He is sure that many people think "It doesn’t have anything to do with me, it happens somewhere in Africa. In fact, HIV affects even those who think they have nothing to do with it.”

“Only 0.4% of young people passed tests in Kyiv in 2015. It means only 400 teenagers out of 116,000. The test is the first step in the fight against the epidemic. A lot of people are afraid to pass it. They think ‘It’s better not to know.’ No, it’s better to know. Because if you find out about HIV in time, it won’t harm you.”

“The worst is when a person pretends to understand everything. You expect that when they’ll ask you about HIV there will be no misunderstandings. But people do not ask and that's bad.”

We have our names for HIV and AIDS.

"For each HIV-positive teenager, there comes a time when he or she stops taking the treatment. There is a lack of positive attitude to antiretroviral treatment and no awareness. This is a real problem. Still, the therapy continues to save lives. There is a need to emphasize this constantly,” says Daniil when answering e-mails.

There was a period when Daniil also refused treatment because felt well. But he understood just in time that he felt well because he was taking treatment.

He takes the medicine out of the backpack: “You can get medicine for free. The state provides people with it. I take medicine several times a day – in the morning, in the evening and at night. But it’s not easy when it comes to obtaining it.”
Also he notes that people who beat HIV psychologically often joke about this topic. When someone asks how his HIV is he says: “It’s a pity that I can’t shake its hand when I greet it in the morning.”

Daniil says he doesn’t like it when people feel sorry for him. Actually, he doesn’t face this often.

“You can ask for a cigarette and say: ‘Don’t worry, HIV isn’t transmitted this way.’ People are usually shocked. It’s the same when a person in the wheelchair will joke about wheels,” he smiles and leaves the office.

He gets to the railway station by subway. He will be giving an interview. Journalists usually pay more attention to them when AIDS Day is approaching. There are not many teenagers in Ukraine who can openly speak about that.

He shows his certificate and says that with HIV he gets a lot of things for free. Then he mentions: “For me, HIV is an opportunity to be responsible not only for my health and life, but also for the lives of relatives.”

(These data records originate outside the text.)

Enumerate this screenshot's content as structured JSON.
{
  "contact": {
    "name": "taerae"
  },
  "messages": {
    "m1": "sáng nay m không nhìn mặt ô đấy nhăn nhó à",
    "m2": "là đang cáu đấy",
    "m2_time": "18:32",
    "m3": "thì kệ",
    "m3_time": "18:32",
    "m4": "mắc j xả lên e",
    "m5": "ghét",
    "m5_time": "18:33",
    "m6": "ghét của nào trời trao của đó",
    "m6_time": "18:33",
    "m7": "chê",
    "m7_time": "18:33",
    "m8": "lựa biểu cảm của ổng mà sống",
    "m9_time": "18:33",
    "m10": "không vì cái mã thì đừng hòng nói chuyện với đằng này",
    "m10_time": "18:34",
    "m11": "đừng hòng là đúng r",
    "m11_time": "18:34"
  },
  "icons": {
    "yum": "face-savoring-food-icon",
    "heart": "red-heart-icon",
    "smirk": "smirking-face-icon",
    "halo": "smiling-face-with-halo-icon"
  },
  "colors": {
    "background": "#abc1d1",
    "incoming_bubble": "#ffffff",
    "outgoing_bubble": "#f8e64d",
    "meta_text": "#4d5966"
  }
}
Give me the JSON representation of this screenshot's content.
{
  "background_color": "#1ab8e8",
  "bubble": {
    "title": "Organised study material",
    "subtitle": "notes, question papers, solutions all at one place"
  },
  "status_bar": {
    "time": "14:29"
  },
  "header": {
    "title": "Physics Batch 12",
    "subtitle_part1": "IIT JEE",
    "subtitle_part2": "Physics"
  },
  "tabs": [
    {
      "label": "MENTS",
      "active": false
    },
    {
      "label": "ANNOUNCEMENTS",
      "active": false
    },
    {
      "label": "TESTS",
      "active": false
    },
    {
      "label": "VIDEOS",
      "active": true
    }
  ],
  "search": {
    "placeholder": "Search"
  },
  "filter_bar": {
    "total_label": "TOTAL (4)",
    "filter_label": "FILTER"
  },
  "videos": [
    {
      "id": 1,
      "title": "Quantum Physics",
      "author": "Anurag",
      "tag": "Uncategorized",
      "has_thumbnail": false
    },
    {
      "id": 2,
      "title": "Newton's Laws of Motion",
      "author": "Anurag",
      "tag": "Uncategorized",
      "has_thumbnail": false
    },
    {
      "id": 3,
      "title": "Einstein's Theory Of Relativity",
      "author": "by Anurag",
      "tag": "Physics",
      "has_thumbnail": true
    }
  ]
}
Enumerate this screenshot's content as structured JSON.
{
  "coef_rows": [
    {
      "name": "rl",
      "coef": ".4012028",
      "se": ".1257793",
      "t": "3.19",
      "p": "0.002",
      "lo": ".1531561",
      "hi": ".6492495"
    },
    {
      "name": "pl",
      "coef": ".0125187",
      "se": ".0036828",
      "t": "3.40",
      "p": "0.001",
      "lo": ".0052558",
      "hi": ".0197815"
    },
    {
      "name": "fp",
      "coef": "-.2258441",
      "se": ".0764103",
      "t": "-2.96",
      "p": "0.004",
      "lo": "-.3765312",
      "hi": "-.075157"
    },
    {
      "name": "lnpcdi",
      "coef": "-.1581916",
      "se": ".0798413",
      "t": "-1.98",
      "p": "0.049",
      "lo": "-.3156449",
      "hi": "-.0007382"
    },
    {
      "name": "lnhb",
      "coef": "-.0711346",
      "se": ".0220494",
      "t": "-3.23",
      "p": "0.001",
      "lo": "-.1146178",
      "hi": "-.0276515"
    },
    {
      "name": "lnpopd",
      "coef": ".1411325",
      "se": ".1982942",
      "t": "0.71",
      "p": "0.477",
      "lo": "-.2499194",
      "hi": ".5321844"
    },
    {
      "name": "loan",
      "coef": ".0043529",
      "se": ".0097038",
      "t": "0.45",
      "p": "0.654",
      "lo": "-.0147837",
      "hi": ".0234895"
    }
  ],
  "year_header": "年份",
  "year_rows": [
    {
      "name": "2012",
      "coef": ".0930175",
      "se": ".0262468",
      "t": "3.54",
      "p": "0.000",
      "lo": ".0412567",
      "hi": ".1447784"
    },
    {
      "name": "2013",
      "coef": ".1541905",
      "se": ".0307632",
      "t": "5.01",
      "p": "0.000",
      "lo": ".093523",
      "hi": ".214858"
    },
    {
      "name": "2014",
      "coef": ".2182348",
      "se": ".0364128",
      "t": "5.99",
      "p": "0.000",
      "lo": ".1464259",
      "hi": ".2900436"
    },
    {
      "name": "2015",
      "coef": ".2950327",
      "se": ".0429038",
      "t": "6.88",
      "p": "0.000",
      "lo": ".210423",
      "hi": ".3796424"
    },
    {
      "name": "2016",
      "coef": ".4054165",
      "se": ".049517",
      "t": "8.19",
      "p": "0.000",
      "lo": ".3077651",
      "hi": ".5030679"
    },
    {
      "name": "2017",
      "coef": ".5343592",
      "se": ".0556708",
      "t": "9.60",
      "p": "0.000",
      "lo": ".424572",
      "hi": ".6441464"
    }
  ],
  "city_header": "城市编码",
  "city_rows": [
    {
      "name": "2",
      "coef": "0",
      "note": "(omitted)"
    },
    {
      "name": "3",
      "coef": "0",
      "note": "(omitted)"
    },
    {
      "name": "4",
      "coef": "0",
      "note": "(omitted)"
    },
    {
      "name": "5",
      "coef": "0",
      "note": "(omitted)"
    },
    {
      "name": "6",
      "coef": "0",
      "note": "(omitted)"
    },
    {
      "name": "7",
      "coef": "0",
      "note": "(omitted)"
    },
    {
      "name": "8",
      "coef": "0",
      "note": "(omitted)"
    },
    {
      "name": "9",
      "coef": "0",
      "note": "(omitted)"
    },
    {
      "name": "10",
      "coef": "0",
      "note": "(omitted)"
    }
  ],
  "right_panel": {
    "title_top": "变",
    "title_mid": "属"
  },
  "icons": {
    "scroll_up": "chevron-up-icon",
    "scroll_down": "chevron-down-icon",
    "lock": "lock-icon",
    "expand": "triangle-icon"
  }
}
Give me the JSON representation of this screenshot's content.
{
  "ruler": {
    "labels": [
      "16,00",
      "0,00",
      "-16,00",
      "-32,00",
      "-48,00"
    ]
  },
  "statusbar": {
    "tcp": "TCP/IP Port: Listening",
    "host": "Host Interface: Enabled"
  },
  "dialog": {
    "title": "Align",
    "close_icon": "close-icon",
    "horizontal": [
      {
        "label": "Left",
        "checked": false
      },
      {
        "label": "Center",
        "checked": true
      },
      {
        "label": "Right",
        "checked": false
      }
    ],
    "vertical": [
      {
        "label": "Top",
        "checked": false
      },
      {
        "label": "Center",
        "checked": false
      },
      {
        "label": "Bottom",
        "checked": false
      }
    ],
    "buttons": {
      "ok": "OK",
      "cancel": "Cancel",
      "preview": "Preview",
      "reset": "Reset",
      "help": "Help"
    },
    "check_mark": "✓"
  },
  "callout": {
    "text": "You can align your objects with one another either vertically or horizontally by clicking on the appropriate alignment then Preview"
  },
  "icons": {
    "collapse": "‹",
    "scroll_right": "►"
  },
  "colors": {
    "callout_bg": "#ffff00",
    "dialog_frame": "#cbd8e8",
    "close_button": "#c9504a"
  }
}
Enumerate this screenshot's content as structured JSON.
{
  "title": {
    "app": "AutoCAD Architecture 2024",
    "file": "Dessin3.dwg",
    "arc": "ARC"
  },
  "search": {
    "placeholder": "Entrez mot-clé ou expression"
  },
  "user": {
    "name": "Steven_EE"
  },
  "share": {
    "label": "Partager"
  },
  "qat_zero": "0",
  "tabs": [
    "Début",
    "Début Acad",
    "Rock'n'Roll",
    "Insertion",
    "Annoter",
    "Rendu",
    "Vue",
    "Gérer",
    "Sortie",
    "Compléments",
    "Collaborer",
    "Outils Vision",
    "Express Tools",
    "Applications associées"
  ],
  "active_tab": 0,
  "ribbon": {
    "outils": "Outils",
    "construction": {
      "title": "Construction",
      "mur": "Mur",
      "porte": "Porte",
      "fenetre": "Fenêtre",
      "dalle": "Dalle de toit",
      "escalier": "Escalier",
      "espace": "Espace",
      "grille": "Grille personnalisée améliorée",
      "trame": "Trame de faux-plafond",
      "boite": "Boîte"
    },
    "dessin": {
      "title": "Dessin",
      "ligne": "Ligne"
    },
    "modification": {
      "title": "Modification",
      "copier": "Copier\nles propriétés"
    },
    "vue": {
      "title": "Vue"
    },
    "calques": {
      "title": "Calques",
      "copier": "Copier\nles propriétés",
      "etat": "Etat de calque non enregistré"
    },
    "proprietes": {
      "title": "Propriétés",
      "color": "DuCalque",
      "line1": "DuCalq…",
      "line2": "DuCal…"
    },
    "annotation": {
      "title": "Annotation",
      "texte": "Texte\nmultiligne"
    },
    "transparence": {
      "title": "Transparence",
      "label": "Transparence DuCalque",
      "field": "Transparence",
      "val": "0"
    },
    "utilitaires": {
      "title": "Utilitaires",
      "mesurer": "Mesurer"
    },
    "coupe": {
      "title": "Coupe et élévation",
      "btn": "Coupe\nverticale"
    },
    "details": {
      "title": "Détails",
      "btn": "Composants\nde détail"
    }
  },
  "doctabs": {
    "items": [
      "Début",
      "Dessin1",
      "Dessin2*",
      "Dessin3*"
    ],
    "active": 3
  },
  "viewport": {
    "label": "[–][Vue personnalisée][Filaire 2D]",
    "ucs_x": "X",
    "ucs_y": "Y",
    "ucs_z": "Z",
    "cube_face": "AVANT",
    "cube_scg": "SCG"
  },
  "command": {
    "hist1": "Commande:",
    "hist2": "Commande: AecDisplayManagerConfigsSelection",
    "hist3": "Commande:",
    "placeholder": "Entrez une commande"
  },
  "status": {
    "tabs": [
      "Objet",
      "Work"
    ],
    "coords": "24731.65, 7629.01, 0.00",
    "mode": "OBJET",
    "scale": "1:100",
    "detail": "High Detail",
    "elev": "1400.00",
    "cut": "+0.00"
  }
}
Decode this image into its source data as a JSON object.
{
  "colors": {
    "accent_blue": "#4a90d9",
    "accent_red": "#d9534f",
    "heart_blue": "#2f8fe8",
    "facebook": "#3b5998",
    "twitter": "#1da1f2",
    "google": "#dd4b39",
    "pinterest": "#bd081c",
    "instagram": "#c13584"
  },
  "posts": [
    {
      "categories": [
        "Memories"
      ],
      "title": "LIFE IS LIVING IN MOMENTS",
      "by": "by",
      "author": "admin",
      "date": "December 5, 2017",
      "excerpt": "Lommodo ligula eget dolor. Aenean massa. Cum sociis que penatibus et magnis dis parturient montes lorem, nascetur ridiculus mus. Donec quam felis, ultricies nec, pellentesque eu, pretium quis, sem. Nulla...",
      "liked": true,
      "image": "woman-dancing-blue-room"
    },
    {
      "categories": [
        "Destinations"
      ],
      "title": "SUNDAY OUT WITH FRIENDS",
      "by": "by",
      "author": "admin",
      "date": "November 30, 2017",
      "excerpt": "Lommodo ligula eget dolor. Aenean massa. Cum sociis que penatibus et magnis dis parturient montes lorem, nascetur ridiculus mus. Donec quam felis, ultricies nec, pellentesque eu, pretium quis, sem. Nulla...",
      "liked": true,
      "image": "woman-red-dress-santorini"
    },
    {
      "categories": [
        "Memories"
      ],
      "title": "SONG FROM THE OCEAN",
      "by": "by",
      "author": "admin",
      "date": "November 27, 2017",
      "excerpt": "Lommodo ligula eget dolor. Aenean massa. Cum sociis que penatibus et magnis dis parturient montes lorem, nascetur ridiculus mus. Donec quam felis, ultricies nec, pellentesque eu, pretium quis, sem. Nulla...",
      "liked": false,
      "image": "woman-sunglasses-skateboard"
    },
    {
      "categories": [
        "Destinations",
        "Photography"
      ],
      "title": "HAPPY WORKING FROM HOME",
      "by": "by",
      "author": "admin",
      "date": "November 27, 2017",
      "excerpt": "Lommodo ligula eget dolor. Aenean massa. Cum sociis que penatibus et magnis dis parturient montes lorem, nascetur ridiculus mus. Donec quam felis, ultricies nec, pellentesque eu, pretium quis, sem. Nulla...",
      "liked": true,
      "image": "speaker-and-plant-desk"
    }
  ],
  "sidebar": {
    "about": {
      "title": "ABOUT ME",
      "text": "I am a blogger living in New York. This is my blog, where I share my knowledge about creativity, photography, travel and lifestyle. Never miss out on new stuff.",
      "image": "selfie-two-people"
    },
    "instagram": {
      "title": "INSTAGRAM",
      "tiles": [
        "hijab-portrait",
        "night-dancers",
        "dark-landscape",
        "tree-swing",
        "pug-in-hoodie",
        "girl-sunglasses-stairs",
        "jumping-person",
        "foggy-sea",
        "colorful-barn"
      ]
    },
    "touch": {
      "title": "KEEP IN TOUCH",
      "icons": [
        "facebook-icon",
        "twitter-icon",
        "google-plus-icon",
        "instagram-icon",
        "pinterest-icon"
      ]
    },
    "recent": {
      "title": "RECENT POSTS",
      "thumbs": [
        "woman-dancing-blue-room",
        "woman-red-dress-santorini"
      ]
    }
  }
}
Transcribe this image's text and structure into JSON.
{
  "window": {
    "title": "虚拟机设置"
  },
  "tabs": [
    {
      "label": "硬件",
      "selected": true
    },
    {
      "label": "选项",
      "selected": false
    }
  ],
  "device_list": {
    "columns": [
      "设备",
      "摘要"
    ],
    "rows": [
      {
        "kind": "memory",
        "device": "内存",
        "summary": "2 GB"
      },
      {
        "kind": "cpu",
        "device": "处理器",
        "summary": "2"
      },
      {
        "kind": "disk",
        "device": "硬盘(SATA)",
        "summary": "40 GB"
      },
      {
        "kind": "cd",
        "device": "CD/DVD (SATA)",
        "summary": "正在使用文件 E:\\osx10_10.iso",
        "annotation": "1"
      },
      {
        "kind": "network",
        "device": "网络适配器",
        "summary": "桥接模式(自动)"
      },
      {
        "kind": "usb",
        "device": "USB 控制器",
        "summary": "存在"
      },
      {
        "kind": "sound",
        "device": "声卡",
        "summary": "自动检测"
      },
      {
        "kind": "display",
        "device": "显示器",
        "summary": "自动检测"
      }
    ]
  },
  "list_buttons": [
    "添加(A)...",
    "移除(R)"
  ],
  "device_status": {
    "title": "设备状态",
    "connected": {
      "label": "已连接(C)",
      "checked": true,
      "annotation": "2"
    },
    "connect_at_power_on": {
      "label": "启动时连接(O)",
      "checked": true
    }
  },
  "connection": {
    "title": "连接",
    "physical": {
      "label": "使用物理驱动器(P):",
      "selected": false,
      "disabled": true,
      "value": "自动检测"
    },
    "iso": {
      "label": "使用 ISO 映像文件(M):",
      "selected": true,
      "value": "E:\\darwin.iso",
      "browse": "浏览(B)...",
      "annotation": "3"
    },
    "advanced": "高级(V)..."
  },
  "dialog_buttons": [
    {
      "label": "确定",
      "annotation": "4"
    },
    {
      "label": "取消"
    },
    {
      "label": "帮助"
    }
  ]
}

“Have you seen “Fight Club”?

- Yes.

- There was a character that said: ‘If I had a cancerous tumor, I would call it "Marla." I’d also call my HIV Marla.

Translated by Olga Kuchmagra